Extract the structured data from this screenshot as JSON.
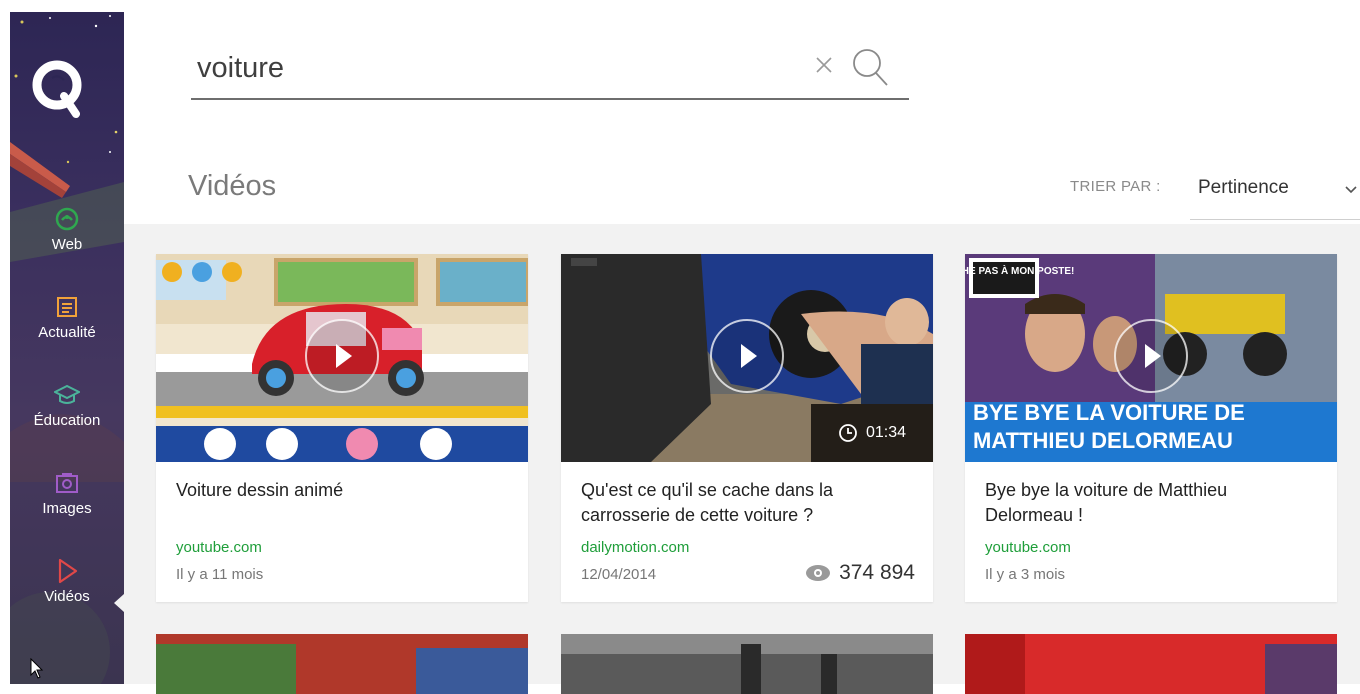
{
  "sidebar": {
    "items": [
      {
        "label": "Web",
        "icon": "web-icon",
        "color": "#2fa84f"
      },
      {
        "label": "Actualité",
        "icon": "news-icon",
        "color": "#f2a23a"
      },
      {
        "label": "Éducation",
        "icon": "graduation-cap-icon",
        "color": "#4bb39a"
      },
      {
        "label": "Images",
        "icon": "camera-icon",
        "color": "#a05cc8"
      },
      {
        "label": "Vidéos",
        "icon": "play-outline-icon",
        "color": "#e04848"
      }
    ],
    "active": "Vidéos"
  },
  "search": {
    "value": "voiture",
    "clear_icon": "close-icon",
    "search_icon": "search-icon"
  },
  "section": {
    "title": "Vidéos",
    "sort_label": "TRIER PAR :",
    "sort_value": "Pertinence"
  },
  "results": [
    {
      "title": "Voiture dessin animé",
      "source": "youtube.com",
      "date": "Il y a 11 mois",
      "duration": "",
      "views": ""
    },
    {
      "title": "Qu'est ce qu'il se cache dans la carrosserie de cette voiture ?",
      "source": "dailymotion.com",
      "date": "12/04/2014",
      "duration": "01:34",
      "views": "374 894"
    },
    {
      "title": "Bye bye la voiture de Matthieu Delormeau !",
      "source": "youtube.com",
      "date": "Il y a 3 mois",
      "duration": "",
      "views": "",
      "thumb_text": {
        "badge": "TOUCHE PAS À MON POSTE!",
        "line1": "BYE BYE LA VOITURE DE",
        "line2": "MATTHIEU DELORMEAU"
      }
    }
  ],
  "colors": {
    "accent_green": "#1f9e3a",
    "sidebar_bg": "#2d2654",
    "grid_bg": "#f2f2f2"
  }
}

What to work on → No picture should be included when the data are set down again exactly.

Solution →
Extract the structured data from this screenshot as JSON.
{
  "sidebar": {
    "items": [
      {
        "label": "Web",
        "icon": "web-icon",
        "color": "#2fa84f"
      },
      {
        "label": "Actualité",
        "icon": "news-icon",
        "color": "#f2a23a"
      },
      {
        "label": "Éducation",
        "icon": "graduation-cap-icon",
        "color": "#4bb39a"
      },
      {
        "label": "Images",
        "icon": "camera-icon",
        "color": "#a05cc8"
      },
      {
        "label": "Vidéos",
        "icon": "play-outline-icon",
        "color": "#e04848"
      }
    ],
    "active": "Vidéos"
  },
  "search": {
    "value": "voiture",
    "clear_icon": "close-icon",
    "search_icon": "search-icon"
  },
  "section": {
    "title": "Vidéos",
    "sort_label": "TRIER PAR :",
    "sort_value": "Pertinence"
  },
  "results": [
    {
      "title": "Voiture dessin animé",
      "source": "youtube.com",
      "date": "Il y a 11 mois",
      "duration": "",
      "views": ""
    },
    {
      "title": "Qu'est ce qu'il se cache dans la carrosserie de cette voiture ?",
      "source": "dailymotion.com",
      "date": "12/04/2014",
      "duration": "01:34",
      "views": "374 894"
    },
    {
      "title": "Bye bye la voiture de Matthieu Delormeau !",
      "source": "youtube.com",
      "date": "Il y a 3 mois",
      "duration": "",
      "views": "",
      "thumb_text": {
        "badge": "TOUCHE PAS À MON POSTE!",
        "line1": "BYE BYE LA VOITURE DE",
        "line2": "MATTHIEU DELORMEAU"
      }
    }
  ],
  "colors": {
    "accent_green": "#1f9e3a",
    "sidebar_bg": "#2d2654",
    "grid_bg": "#f2f2f2"
  }
}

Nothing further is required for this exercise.